HIGH-FLIERS Adrian Eldridge, Andrea Large and Ryan Sandberg are celebrating after graduating from the Royal Air Force College.
They have passed their 24-week initial officer training course, which included physical and ground defence training, leadership and management skills, adventure training in Scotland and air experience.
Their graduation parade took place outside the college in Cranwell, near Sleaford in Lincolnshire.
Acting pilot officer Ardian, 27, from Higham, joined the RAF after leaving Barnsley College with an HND in leisure studies. He previously worked for a bank in Leeds.
He will begin his professional training at RAF Boulmer in Northumberland.
Flying officer Andrea, 29, from Cudworth, served for 12 years after attending Willowgarth High School.
Flying officer Ryan Sandbag, 22, joined last December after graduation from Loughborough University.
PHIL DAVIES’ innovative website helped cut the number of empty shops in Rotherham and he’s hoping to do the same for Barnsley.
Rotherham had 147 empty buildings but after launching the website to publicise the units, services and visitor attractions, it dropped to 28.
Barnsley’s Town Talk website is still in the early stages but he hopes for the same success.
He said: “Rotherham is a lot like Barnsley, it’s not a particularly sexy town but people didn’t even consider it. We built its profile.
“For me, working in Rotherham was like playing football for a team I didn’t support so I’ve moved to Barnsley instead.
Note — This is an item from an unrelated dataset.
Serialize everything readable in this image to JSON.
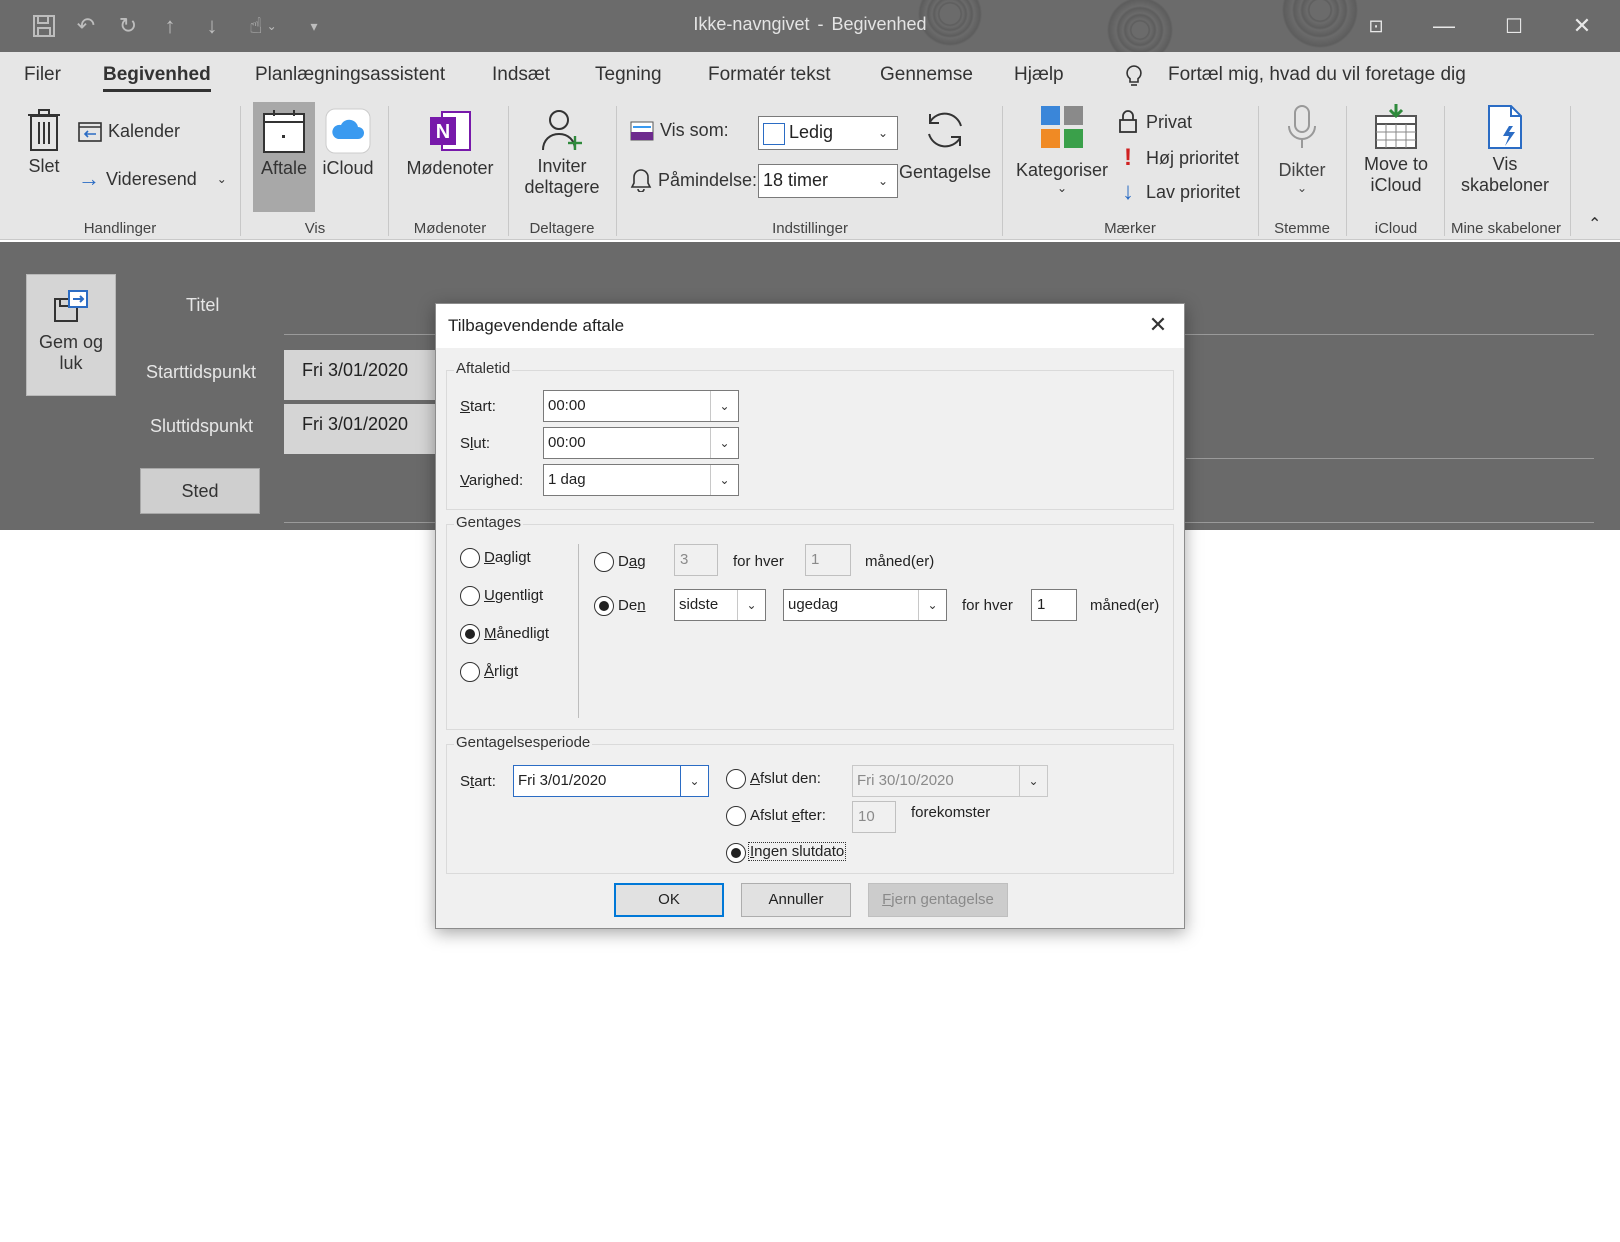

“We’re hoping it takes off here too.”
MEMORIES have been flooding back for Teresa Walker, who has returned to Barnsley for the first time in 37 years.
When she left, Barnsley was a quaint market town, but she still knows her way around.
Teresa has been in Perth, Western Australia since 1965 and is visiting her sister-in-law Norah Hoult with her husband Ray, 58, and youngest daughter Sophie, 18.
Many things have changed and the town centre was a big surprise.
“It looks the same on the perimeter where the older buildings are, but the market and Cheapside are totally different,” she said.
“It was little, wooden stalls when I left. The lay-out of streets hasn’t really changed and I was looking for the big stork for Bailey’s children’s shop at New Street, but it’s gone.
“And there are far more pubs than I remember. In fact, I cannot believe how many there are now.”
A VILLAGE church has been saved from closure after locals rallied to raise thousands of pounds for vital roof repairs.
The congregation at St Paul’s Monk Bretton was told last December that it would not survive another harsh winter without extensive repairs.
A grant of £181,000 had already been secured from the Heritage Lottery Fund but to access it, church goers needed to raise an extra £29,000.
Church leaders warned unless cash to pay for the repairs could be found, it faced indefinite closure. An appeal was launched which brought in a further £11,000 grant and a house-to-house collection another £10,000.